ASSIGNED TASK:
Look through the listing below for the word "placeholder" and copy every line where it occurs.

ENTRIES PROVIDED:
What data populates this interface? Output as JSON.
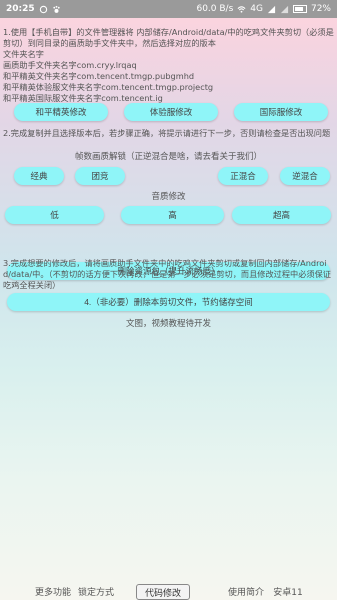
{
  "status": {
    "time": "20:25",
    "speed": "60.0 B/s",
    "network": "4G",
    "battery": "72%"
  },
  "instructions": {
    "p1": "1.使用【手机自带】的文件管理器将 内部储存/Android/data/中的吃鸡文件夹剪切（必须是剪切）到同目录的画质助手文件夹中，然后选择对应的版本",
    "label_folder": "文件夹名字",
    "assistant_folder": "画质助手文件夹名字com.cryy.lrqaq",
    "elite_folder": "和平精英文件夹名字com.tencent.tmgp.pubgmhd",
    "experience_folder": "和平精英体验服文件夹名字com.tencent.tmgp.projectg",
    "international_folder": "和平精英国际服文件夹名字com.tencent.ig",
    "p2": "2.完成复制并且选择版本后，若步骤正确，将提示请进行下一步，否则请检查是否出现问题",
    "p3": "3.完成想要的修改后，请将画质助手文件夹中的吃鸡文件夹剪切或复制回内部储存/Android/data/中。（不剪切的话方便下次再改，但是第一步必须是剪切，而且修改过程中必须保证吃鸡全程关闭）",
    "footer_note": "文图，视频教程待开发"
  },
  "version_buttons": {
    "elite": "和平精英修改",
    "experience": "体验服修改",
    "international": "国际服修改"
  },
  "frame_section": {
    "title": "帧数画质解锁（正逆混合是啥，请去看关于我们）",
    "classic": "经典",
    "team": "团竞",
    "forward_mix": "正混合",
    "reverse_mix": "逆混合"
  },
  "audio_section": {
    "title": "音质修改",
    "low": "低",
    "high": "高",
    "ultra": "超高"
  },
  "delete_resource": "删除资源包（提升流畅度）",
  "step4": "4.（非必要）删除本剪切文件，节约储存空间",
  "bottom_nav": {
    "more": "更多功能",
    "lock": "锁定方式",
    "code_mod": "代码修改",
    "intro": "使用简介",
    "android": "安卓11"
  }
}
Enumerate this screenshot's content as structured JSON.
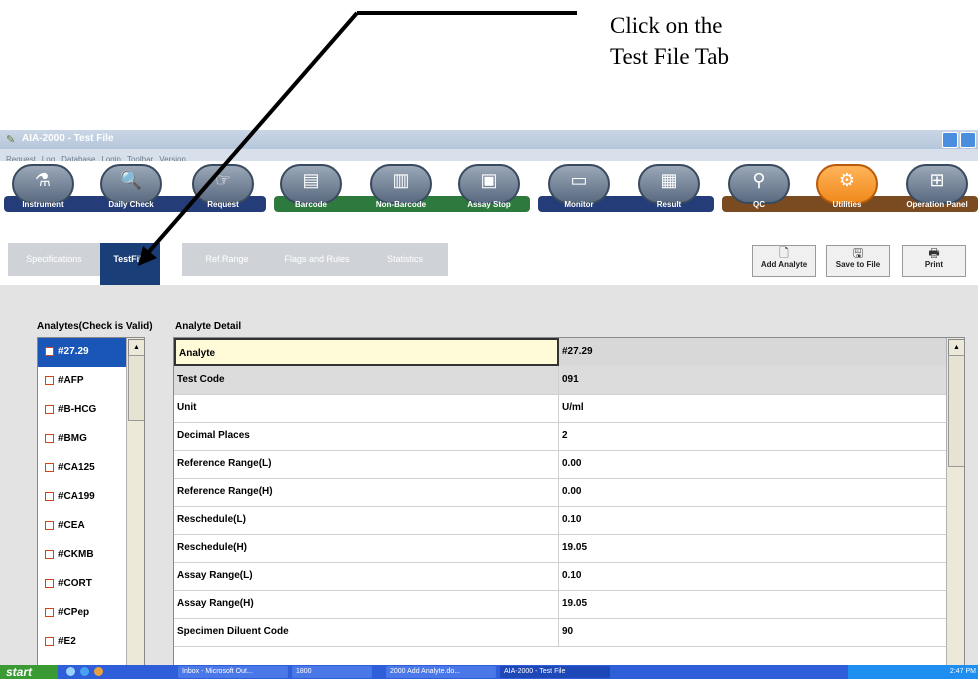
{
  "annotation": {
    "line1": "Click on the",
    "line2": "Test File Tab"
  },
  "window": {
    "title": "AIA-2000 - Test File"
  },
  "menu": [
    "Request",
    "Log",
    "Database",
    "Login",
    "Toolbar",
    "Version"
  ],
  "toolbar": [
    {
      "label": "Instrument",
      "icon": "instrument-icon",
      "glyph": "⚗"
    },
    {
      "label": "Daily Check",
      "icon": "magnifier-document-icon",
      "glyph": "🔍"
    },
    {
      "label": "Request",
      "icon": "request-icon",
      "glyph": "☞"
    },
    {
      "label": "Barcode",
      "icon": "barcode-icon",
      "glyph": "▤"
    },
    {
      "label": "Non-Barcode",
      "icon": "non-barcode-icon",
      "glyph": "▥"
    },
    {
      "label": "Assay Stop",
      "icon": "assay-stop-icon",
      "glyph": "▣"
    },
    {
      "label": "Monitor",
      "icon": "monitor-icon",
      "glyph": "▭"
    },
    {
      "label": "Result",
      "icon": "result-icon",
      "glyph": "▦"
    },
    {
      "label": "QC",
      "icon": "qc-icon",
      "glyph": "⚲"
    },
    {
      "label": "Utilities",
      "icon": "gears-icon",
      "glyph": "⚙"
    },
    {
      "label": "Operation Panel",
      "icon": "operation-panel-icon",
      "glyph": "⊞"
    }
  ],
  "tabs": [
    "Specifications",
    "TestFile",
    "Ref.Range",
    "Flags and Rules",
    "Statistics"
  ],
  "active_tab": "TestFile",
  "actions": [
    {
      "label": "Add Analyte",
      "icon": "document-icon",
      "glyph": "🗋"
    },
    {
      "label": "Save to File",
      "icon": "floppy-disk-icon",
      "glyph": "🖫"
    },
    {
      "label": "Print",
      "icon": "printer-icon",
      "glyph": "🖶"
    }
  ],
  "analytes_label": "Analytes(Check is Valid)",
  "detail_label": "Analyte Detail",
  "analytes": [
    "#27.29",
    "#AFP",
    "#B-HCG",
    "#BMG",
    "#CA125",
    "#CA199",
    "#CEA",
    "#CKMB",
    "#CORT",
    "#CPep",
    "#E2"
  ],
  "selected_analyte": "#27.29",
  "detail_rows": [
    {
      "field": "Analyte",
      "value": "#27.29"
    },
    {
      "field": "Test Code",
      "value": "091"
    },
    {
      "field": "Unit",
      "value": "U/ml"
    },
    {
      "field": "Decimal Places",
      "value": "2"
    },
    {
      "field": "Reference Range(L)",
      "value": "0.00"
    },
    {
      "field": "Reference Range(H)",
      "value": "0.00"
    },
    {
      "field": "Reschedule(L)",
      "value": "0.10"
    },
    {
      "field": "Reschedule(H)",
      "value": "19.05"
    },
    {
      "field": "Assay Range(L)",
      "value": "0.10"
    },
    {
      "field": "Assay Range(H)",
      "value": "19.05"
    },
    {
      "field": "Specimen Diluent Code",
      "value": "90"
    }
  ],
  "taskbar": {
    "start": "start",
    "tasks": [
      "Inbox - Microsoft Out...",
      "1800",
      "2000 Add Analyte.do...",
      "AIA-2000 - Test File"
    ],
    "clock": "2:47 PM"
  },
  "colors": {
    "active_tab": "#1a3e78",
    "selected_row": "#1a56b8",
    "utilities": "#f08a1c",
    "band_blue": "#243c78",
    "band_green": "#2e7a3e",
    "band_brown": "#7a4a20"
  }
}
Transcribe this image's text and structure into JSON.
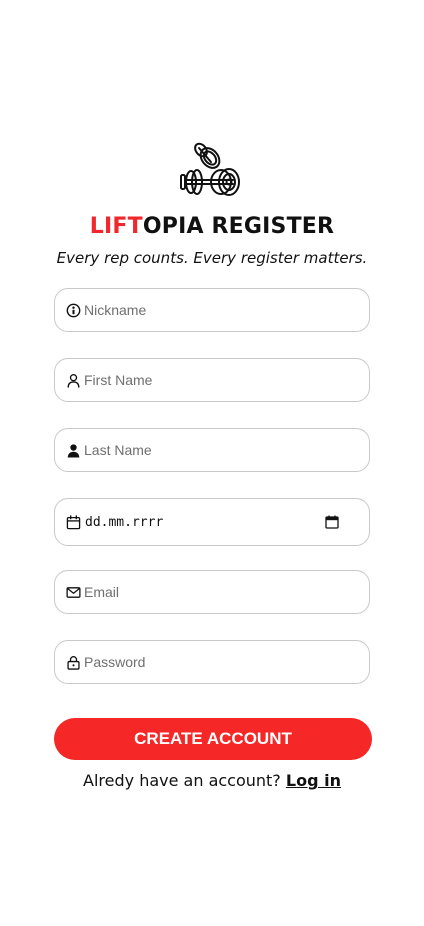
{
  "logo": {
    "icon": "dumbbell-icon"
  },
  "title": {
    "accent": "LIFT",
    "rest": "OPIA REGISTER"
  },
  "subtitle": "Every rep counts. Every register matters.",
  "form": {
    "nickname": {
      "placeholder": "Nickname",
      "icon": "id-icon"
    },
    "first_name": {
      "placeholder": "First Name",
      "icon": "user-outline-icon"
    },
    "last_name": {
      "placeholder": "Last Name",
      "icon": "user-filled-icon"
    },
    "birth_date": {
      "value": "dd.mm.rrrr",
      "icon": "calendar-icon"
    },
    "email": {
      "placeholder": "Email",
      "icon": "mail-icon"
    },
    "password": {
      "placeholder": "Password",
      "icon": "lock-icon"
    }
  },
  "create_button": "CREATE ACCOUNT",
  "login": {
    "prompt": "Alredy have an account?",
    "link": "Log in"
  },
  "colors": {
    "accent": "#f0282b",
    "button": "#f52727",
    "border": "#c9c9c9"
  }
}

OUTPUT BELOW:
      "placeholder": "Nickname",
      "placeholder": "First Name",
      "placeholder": "Last Name",
      "placeholder": "Email",
      "placeholder": "Password",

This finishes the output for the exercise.